Yikes, thats not a drive train, it's a reef
Poor little Yanmar! I've sometimes noticed that my motor (same one) will smoke at 3000 RPM if I'm fighting a strong tide and/or headwinds. If I back off the RPM, it seems fine. The motor purrs at 3000 otherwise, so I assume it's not a prop issue. This has never made sense to me, as the motor shouldn't "know" what the opposing forces are. Right? They should simply make the boat go slower. Or, are the forces somehow "lugging" the motor? Hypothetically, if the boat was tied to the dock, shouldn't the motor turn effectively at 3000 RPM? Dock, line, boat and dock cleat failure aside of course
Someone please explain
Depends if you mean having the motor turning the prop when at the dock or running in neutral. If in neutral then it should theoretically run to it's max governed speed.
However in the context of turning the prop, forces come into play.
If you are stationary and turning the prop, then the blades angle of attack to the water are at maximum so it has maximum load and it's static (the boat not moving rpm will be lower).As the boat begins to move forward the props angle of attack relative to the water is decreased so the load on the prop is less and the motor can spin it easier, faster the boat through the water the lesser the AoA on the blades.
So if your are motoring into a headwind your boat speed will be less so the AoA will be greater.
For instance if I am motoring my boat and try to go to full power too early then I will get smoke but if I allow the boat speed to increase and I incrementally open the throttle I can achieve full power and no smoke from the engine.
Same with a propeller driven aircraft, on the ground your max static rpm will be lower then what you will achieve when you are flying.

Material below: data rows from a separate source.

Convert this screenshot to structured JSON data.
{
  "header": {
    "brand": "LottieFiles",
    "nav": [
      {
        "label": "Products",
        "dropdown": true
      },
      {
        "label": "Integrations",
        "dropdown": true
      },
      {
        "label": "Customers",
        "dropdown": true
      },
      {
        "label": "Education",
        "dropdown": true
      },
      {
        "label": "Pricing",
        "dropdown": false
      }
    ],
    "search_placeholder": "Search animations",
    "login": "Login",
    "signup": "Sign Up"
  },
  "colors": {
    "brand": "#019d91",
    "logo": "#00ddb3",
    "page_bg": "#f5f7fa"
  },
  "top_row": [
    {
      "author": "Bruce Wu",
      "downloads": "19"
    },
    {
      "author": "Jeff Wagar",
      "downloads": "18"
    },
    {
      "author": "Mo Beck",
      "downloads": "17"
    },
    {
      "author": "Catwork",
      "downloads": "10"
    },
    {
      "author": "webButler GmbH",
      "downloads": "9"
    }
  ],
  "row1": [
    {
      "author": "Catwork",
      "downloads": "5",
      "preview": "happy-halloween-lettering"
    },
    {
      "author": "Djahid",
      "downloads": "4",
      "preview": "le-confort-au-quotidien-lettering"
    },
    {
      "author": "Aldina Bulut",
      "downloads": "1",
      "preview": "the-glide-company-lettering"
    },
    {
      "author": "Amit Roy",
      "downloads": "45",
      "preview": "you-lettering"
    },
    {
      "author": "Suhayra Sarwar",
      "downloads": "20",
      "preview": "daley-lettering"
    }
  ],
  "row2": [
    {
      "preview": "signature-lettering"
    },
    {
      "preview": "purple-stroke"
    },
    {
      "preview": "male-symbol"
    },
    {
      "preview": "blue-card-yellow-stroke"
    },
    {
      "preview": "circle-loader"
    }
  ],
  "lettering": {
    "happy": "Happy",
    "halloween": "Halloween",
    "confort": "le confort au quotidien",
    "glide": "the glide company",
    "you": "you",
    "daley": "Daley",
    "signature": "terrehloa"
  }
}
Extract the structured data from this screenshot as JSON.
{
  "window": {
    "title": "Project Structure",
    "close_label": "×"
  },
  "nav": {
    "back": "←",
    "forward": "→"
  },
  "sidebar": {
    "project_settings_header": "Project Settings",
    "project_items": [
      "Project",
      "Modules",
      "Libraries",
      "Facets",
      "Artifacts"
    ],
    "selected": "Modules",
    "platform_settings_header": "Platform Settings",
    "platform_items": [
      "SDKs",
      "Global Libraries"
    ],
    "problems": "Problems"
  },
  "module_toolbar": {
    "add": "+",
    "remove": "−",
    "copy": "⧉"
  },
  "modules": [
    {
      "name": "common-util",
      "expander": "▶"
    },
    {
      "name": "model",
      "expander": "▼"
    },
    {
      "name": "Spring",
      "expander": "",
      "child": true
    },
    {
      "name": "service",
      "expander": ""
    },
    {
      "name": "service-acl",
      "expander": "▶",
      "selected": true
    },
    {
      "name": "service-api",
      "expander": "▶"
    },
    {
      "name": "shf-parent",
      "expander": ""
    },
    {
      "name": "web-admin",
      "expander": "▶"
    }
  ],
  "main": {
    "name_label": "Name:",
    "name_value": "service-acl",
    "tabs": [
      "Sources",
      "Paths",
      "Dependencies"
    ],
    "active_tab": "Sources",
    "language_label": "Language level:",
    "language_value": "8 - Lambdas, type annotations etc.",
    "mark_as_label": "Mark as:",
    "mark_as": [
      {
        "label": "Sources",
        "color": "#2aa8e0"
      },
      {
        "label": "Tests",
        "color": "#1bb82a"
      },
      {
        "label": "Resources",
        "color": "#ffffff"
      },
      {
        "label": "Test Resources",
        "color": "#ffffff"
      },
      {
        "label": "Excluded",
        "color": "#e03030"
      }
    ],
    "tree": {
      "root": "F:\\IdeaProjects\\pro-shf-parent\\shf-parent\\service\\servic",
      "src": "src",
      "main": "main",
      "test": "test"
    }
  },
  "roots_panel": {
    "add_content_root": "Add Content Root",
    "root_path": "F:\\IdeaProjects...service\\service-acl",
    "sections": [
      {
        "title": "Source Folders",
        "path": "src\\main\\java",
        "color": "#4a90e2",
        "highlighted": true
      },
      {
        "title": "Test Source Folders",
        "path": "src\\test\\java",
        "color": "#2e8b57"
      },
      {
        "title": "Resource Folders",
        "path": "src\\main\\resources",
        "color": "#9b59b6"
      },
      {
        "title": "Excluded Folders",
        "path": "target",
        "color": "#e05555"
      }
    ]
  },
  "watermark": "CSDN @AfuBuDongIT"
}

In an aircraft this effect is more easily seen as if you place the aircraft in a dive to increase air speed you can actually over speed your motor if you do not reduce power.